In each case, policy actions were generally taken in periods when the momentum of inflation expectations was discernibly downward. A simple-minded conclusion is that FOMC actions have been consistent with holding the bottom on inflation expectations. A bolder conclusion would be that as inflation expectations go, so eventually goes inflation and, had these monetary policy actions not been taken, the Fed's price stability objectives would have been jeopardized.
Statements like this do not come without caveats. A perfectly clean measure of inflation expectations requires that Treasuries that do and do not carry inflation protection really are otherwise identical. If that is not the case, differences in rates on the two types of assets can be driven by changes in things like market liquidity, and not changes in inflation expectations. Calculations of five-year/five-year-forward breakeven rates attempt to control for some of these non-inflation differences, but certainly only do so imperfectly.
Perhaps more pertinent to the current policy discussion, inflation expectations have, in fact, moved up following the latest policy action—which I guess people are destined to call QE3. But unlike the periods around QE1, QE2, and Twist, QE3 was not preceded by a period of generally falling longer-term breakeven inflation rates. So this time around there will be another, and perhaps more challenging, chance to test the proposition that monetary accommodation is consistent with price stability. As for previous actions, however, I'm pretty comfortable arguing the case that the price stability mandate was not only consistent with accommodation, it actually required it.
By Dave Altig, executive vice president and research director at the Atlanta Fed
TrackBack URL for this entry:
Listed below are links to blogs that reference Supporting Price Stability :
- The Fed’s Inflation Goal: What Does the Public Know?
- Going to School on Labor Force Participation
- Bad Debt Is Bad for Your Health
- Working for Yourself, Some of the Time
- Gauging Firm Optimism in a Time of Transition
- Can Tight Labor Markets Inhibit Investment Growth?
- More Ways to Watch Wages
- Unemployment versus Underemployment: Assessing Labor Market Slack
- Does a High-Pressure Labor Market Bring Long-Term Benefits?
- Net Exports Continue to Bedevil GDPNow
- April 2017
- March 2017
- February 2017
- January 2017
- December 2016
- November 2016
- October 2016
- September 2016
- August 2016
- July 2016
- Business Cycles
- Business Inflation Expectations
- Capital and Investment
- Capital Markets
- Data Releases
- Economic conditions
- Economic Growth and Development
- Exchange Rates and the Dollar
- Fed Funds Futures
- Federal Debt and Deficits
- Federal Reserve and Monetary Policy
- Financial System
- Fiscal Policy
- Health Care
- Inflation Expectations

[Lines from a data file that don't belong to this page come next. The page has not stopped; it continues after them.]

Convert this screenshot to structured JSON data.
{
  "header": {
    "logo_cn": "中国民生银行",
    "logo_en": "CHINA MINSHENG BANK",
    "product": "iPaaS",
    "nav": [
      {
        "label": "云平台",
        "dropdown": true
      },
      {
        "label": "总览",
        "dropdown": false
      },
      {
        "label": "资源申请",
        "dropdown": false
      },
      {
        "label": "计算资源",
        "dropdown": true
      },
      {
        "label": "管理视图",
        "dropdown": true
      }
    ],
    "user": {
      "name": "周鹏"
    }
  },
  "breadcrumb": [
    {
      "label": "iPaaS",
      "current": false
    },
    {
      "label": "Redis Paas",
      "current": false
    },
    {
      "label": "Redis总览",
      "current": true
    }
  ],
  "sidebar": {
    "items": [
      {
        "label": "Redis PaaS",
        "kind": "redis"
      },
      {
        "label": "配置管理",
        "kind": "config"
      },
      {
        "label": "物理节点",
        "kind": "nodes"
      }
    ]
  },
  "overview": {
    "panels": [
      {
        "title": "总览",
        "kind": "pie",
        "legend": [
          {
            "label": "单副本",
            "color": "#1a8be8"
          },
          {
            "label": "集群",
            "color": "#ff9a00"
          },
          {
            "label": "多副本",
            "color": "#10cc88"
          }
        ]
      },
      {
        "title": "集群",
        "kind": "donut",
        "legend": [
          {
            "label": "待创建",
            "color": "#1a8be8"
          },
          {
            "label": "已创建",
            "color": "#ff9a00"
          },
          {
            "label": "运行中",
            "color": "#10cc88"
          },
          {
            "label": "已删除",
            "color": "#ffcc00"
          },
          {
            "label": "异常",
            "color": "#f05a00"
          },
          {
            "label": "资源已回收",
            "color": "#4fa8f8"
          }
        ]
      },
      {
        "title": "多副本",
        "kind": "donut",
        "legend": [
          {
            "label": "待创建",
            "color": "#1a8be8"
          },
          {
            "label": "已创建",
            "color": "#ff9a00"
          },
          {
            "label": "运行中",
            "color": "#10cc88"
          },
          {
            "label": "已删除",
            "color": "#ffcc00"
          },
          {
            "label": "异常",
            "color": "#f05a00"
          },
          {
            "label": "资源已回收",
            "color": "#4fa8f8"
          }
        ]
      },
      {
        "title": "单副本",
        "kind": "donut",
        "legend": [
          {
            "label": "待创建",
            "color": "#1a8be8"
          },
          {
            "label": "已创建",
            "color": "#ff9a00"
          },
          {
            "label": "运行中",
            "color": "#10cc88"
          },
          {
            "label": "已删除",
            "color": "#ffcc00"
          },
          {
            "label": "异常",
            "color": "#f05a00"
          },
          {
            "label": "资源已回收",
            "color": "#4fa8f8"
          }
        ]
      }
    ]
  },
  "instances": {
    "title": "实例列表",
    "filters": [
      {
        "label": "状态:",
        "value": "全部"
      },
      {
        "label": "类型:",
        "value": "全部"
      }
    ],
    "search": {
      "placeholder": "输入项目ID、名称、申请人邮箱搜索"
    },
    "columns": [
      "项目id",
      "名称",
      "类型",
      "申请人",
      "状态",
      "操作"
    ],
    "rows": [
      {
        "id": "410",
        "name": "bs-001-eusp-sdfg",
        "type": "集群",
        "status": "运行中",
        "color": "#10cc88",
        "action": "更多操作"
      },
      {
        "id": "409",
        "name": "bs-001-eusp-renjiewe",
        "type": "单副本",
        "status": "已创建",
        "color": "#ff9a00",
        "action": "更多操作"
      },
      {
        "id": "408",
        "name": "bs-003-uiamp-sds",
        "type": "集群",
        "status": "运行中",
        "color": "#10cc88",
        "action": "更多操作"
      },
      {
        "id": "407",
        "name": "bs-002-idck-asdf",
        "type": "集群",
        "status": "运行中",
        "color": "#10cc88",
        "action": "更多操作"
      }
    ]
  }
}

- Interest Rates
- Labor Markets
- Latin America/South America
- Monetary Policy
- Money Markets
- Real Estate
- Saving, Capital, and Investment
- Small Business
- Social Security
- This, That, and the Other
- Trade Deficit
- Wage Growth